As compared with Šmilauer's conception, we also define in a slightly different way the border lines between individual sentence parts, particularly of the object (see Definition of Obj), adverbial (see Specification of adverbials) and complement (see Definition of complement).

With some examples which illustrate individual rules, graphs representing parts of sentences roughly in the shape in which they are rendered in the annotation by programme GRAPH are used. In this way the values of the attributes form (the upper text with a node) and afun (the lower part of the text, below the value of the attribute form) are represented.

List of analytical functions

In the following chart all admissible values of the attribute afun are listed.

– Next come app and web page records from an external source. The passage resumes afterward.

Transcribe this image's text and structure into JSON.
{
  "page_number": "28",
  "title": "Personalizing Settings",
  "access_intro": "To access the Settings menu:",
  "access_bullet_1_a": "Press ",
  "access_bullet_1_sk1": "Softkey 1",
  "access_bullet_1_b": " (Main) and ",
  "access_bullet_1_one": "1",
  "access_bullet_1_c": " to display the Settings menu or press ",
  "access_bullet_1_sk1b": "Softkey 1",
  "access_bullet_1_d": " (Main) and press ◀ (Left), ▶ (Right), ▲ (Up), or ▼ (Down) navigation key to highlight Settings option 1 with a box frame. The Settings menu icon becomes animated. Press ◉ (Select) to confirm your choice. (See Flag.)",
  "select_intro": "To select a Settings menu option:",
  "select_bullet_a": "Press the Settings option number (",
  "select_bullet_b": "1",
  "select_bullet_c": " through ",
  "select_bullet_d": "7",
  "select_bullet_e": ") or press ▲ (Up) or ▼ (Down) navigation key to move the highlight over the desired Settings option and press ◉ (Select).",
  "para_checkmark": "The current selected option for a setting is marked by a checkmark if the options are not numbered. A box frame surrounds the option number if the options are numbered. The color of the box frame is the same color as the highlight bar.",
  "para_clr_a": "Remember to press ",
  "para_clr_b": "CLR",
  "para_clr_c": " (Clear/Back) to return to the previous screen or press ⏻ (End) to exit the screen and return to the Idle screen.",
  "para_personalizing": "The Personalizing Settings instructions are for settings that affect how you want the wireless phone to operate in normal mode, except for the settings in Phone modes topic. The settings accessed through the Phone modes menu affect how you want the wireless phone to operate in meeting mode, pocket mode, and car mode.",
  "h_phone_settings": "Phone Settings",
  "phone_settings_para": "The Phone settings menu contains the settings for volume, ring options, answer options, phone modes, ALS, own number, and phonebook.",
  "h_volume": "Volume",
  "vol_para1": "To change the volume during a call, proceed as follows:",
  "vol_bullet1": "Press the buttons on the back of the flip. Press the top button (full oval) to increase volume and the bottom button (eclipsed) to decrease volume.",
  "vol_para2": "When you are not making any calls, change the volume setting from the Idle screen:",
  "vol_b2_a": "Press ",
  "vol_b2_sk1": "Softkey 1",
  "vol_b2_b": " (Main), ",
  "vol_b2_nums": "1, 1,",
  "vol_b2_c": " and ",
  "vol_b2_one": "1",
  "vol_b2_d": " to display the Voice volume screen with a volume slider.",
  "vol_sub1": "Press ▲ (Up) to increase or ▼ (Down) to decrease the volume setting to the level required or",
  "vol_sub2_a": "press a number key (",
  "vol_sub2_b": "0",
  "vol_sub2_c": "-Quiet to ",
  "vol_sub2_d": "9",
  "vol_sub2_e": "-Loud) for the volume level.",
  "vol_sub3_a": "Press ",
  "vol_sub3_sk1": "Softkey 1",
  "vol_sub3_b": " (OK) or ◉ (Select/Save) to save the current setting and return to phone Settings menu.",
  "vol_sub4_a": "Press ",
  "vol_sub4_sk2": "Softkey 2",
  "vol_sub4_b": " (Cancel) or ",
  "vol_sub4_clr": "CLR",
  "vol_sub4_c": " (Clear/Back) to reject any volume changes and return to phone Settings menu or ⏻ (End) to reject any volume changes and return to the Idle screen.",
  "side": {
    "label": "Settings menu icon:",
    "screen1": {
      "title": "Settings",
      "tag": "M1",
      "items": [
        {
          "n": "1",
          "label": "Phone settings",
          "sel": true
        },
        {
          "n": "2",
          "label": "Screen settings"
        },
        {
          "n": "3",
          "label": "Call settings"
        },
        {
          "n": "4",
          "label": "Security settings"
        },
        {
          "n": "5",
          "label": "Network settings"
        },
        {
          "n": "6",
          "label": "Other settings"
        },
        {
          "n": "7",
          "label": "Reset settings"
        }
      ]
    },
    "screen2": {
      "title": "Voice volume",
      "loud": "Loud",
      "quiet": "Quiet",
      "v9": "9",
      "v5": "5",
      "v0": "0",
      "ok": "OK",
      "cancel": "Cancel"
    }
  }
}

afun Description
Pred Predicate, a node not depending on another node; depends on #
Sb Subject
Obj Object
Adv Adverbial
Atv Complement (so-called determining) technically hung on a non-verb. element
AtvV Complement (so-called determining) hung on a verb, no 2nd gov. node
Atr Attribute
Pnom Nominal predicate, or nom. part of predicate with copula be
AuxV Auxiliary vb. be
Coord Coord. node
Apos Apposition (main node)
AuxT Reflex. tantum
AuxR Ref., neither Obj nor AuxT, Pass. refl.
AuxP Primary prepos., parts of a secondary p.
AuxC Conjunction (subord.)
AuxO Redundant or emotional item, 'coreferential' pronoun
AuxZ Emphasizing word
AuxX Comma (not serving as a coordinating conj.)
AuxG Other graphic symbols, not terminal
AuxY Adverbs, particles not classed elsewhere
AuxS Root of the tree (#)
AuxK Terminal punctuation of a sentence
ExD A technical value for a deleted item; also for the main element of a sentence without predicate (Externally-Dependent)
AtrAtr An attribute of any of several preceding (syntactic) nouns
AtrAdv Structural ambiguity between adverbial and adnominal (hung on a name/noun) dependency without a semantic difference
AdvAtr Dtto with reverse preference
AtrObj Structural ambiguity between object and adnominal dependency without a semantic difference
ObjAtr Dtto with reverse preference